Hmm. Maybe I'm overstating it. It's been a while, after all - all I can remember is being truly freaked out when my father threw my Kings of the Wild Frontier LP down the stairs because, I think, he was afraid I was on drugs. And my own kids won't be prompting me to mystifying moments of violence for a good 5 years yet.
Charlie Higson certainly sees adolescence that way, though. In The Enemy, all the grownups have turned into zombie-like cannibals. Some plague or something. The kids live in fortified big box stores and send out foraging parties to look for food and weapons. Yup. It's excellent.
So, with a premise like that, I could almost compose the rest of this review as a checklist - as long as the action sequences are tight (check), the setting is cool (check), the characters are brave and strong but believable (check check check), you've got yourself a thrilling book, right?

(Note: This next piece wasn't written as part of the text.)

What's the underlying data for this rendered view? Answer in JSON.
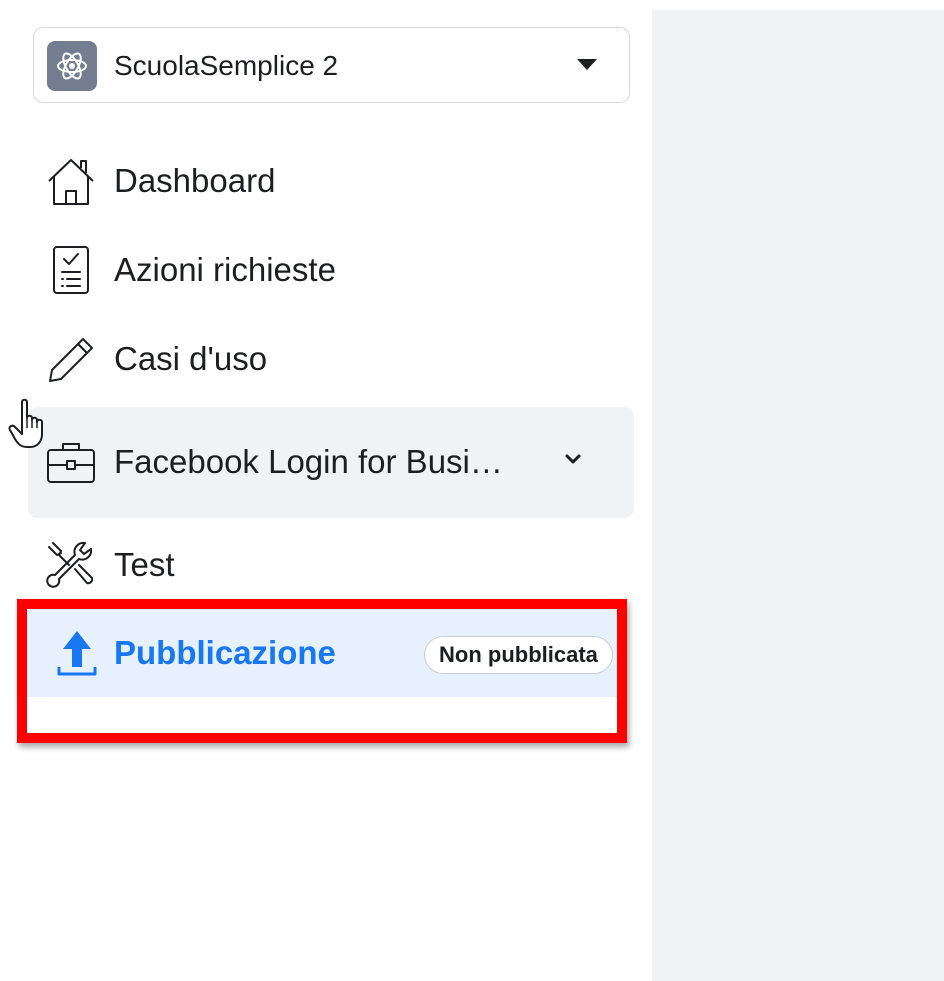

In fact, I wanted to review this book via chat with my Psychic Friend, Eerily Similar Paula. But it's an odd thing - IMing saves us time and helps us get our act together, but planning to chat just never works. It's a shame. I kind of imagine the chat would have gone like this:

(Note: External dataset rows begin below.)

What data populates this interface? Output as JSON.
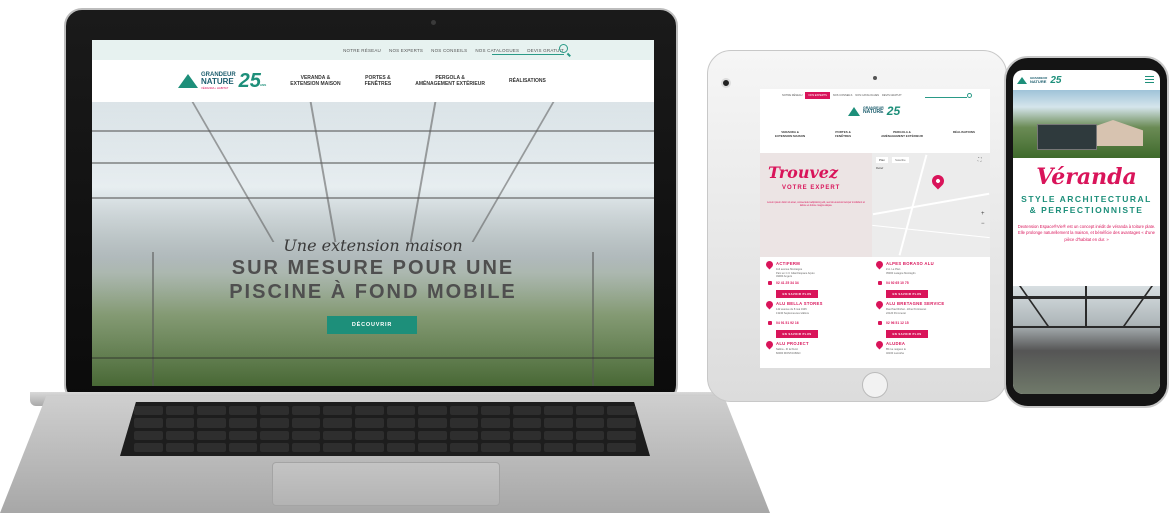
{
  "laptop": {
    "top_nav": [
      "NOTRE RÉSEAU",
      "NOS EXPERTS",
      "NOS CONSEILS",
      "NOS CATALOGUES",
      "DEVIS GRATUIT"
    ],
    "logo": {
      "line1": "GRANDEUR",
      "line2": "NATURE",
      "tagline": "VÉRANDA • HABITAT",
      "anniversary": "25",
      "anniversary_suffix": "ANS"
    },
    "menu": [
      "VERANDA &\nEXTENSION MAISON",
      "PORTES &\nFENÊTRES",
      "PERGOLA &\nAMÉNAGEMENT EXTÉRIEUR",
      "RÉALISATIONS"
    ],
    "hero": {
      "script": "Une extension maison",
      "title_line1": "SUR MESURE POUR UNE",
      "title_line2": "PISCINE À FOND MOBILE",
      "cta": "DÉCOUVRIR"
    }
  },
  "tablet": {
    "top_nav": [
      "NOTRE RÉSEAU",
      "NOS EXPERTS",
      "NOS CONSEILS",
      "NOS CATALOGUES",
      "DEVIS GRATUIT"
    ],
    "active_nav": "NOS EXPERTS",
    "menu": [
      "VERANDA &\nEXTENSION MAISON",
      "PORTES &\nFENÊTRES",
      "PERGOLA &\nAMÉNAGEMENT EXTÉRIEUR",
      "RÉALISATIONS"
    ],
    "banner": {
      "script": "Trouvez",
      "subtitle": "VOTRE EXPERT",
      "body": "Lorem ipsum dolor sit amet, consectetur adipisicing elit, sed do eiusmod tempor incididunt ut labore et dolore magna aliqua."
    },
    "map": {
      "tab_plan": "Plan",
      "tab_satellite": "Satellite",
      "relief": "Relief"
    },
    "dealers": [
      {
        "name": "ACTIFERM",
        "addr": "114 avenue Montaigne\nParc en C.C Gilard Espace Arpéo\n49000 Angers",
        "phone": "02 41 25 34 34",
        "cta": "EN SAVOIR PLUS"
      },
      {
        "name": "ALPES BORASO ALU",
        "addr": "Z.A. Le Plan\n05300 Laragne Montéglin",
        "phone": "04 92 65 10 75",
        "cta": "EN SAVOIR PLUS"
      },
      {
        "name": "ALU BELLA STORES",
        "addr": "142 avenue du 8 mai 1945\n13240 Septèmes-les-Vallons",
        "phone": "04 91 51 92 16",
        "cta": "EN SAVOIR PLUS"
      },
      {
        "name": "ALU BRETAGNE SERVICE",
        "addr": "Rue Paul Richet - Zône Pontmenet\n22120 Pommeret",
        "phone": "02 96 51 12 15",
        "cta": "EN SAVOIR PLUS"
      },
      {
        "name": "ALU PROJECT",
        "addr": "Nafina - ZI la Pecci\n82000 MONTAUBAN",
        "phone": "",
        "cta": ""
      },
      {
        "name": "ALUDEA",
        "addr": "85 rue neigeux le\n40160 Lamothe",
        "phone": "",
        "cta": ""
      }
    ]
  },
  "phone": {
    "script": "Véranda",
    "style": "STYLE ARCHITECTURAL\n& PERFECTIONNISTE",
    "description": "Dextension Espace®Vie® est un concept inédit de véranda à toiture plate. Elle prolonge naturellement la maison, et bénéficie des avantages « d'une pièce d'habitat en dur. »"
  },
  "colors": {
    "teal": "#1d8f7a",
    "pink": "#d9145a",
    "navy": "#1d5e6e"
  }
}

YNL: You have teenager boys in your house - is this too scary?
ESP: Pretty scary... but this is for an audience that watches the Saw movies
YNL: Yikes. Ok then
ESP: I know! love the department store!
YNL: I love that he calls the adults 'grownups'
ESP: The kids call them 'fathers' and 'mothers'
YNL: nice touch - not losing sight that they used to be families
ESP: and how horrible families can be in the first place
ESP: Excellent girl characters
YNL: I thought of The Matrix, with that
ESP: Have you seen the British cover?
YNL: Lemme look...
YNL: Better, you're right.
Charlie Higson writes the Young Bond books, which are quite underrated and extremely popular with certain segments of the teen and preteen boy population. I scored a copy of this book at Book Expo in May. I was staying with friends, and when I got back to their apartment we all flipped through the books, pulling out titles that their 13-year-old daughter, an avid avid avid avid reader, might like. Their 15-year-old son sat out that little session, happy to inhabit the couch with his PS3. He looked up, however, when I read the flap copy on The Enemy out loud to his dad.
"What's that?" he asked. His parents and I, startled, looked at each other.
"Do you... do you want it?" I offered. He shrugged. This is a kid whose reading has consisted solely of game guides for the last few years.
"Yeah," he finally answered. "If you don't want it, I'll take it."
I wanted it - a book that appeals to a fifteen-year-old boy who loves video games? Heck yeah I wanted it! But I handed it over, resolved to get another copy. That kid is not, as far as we know, one of those kids who thinks his parents are diseased cannibals, but who knows? It could happen at any time. And in the meantime, he will have an exciting book in which to become engrossed.
"Engrossed." I just got that. Because the parents are gross? Heh. Gosh I can't wait til my boys are teenagers.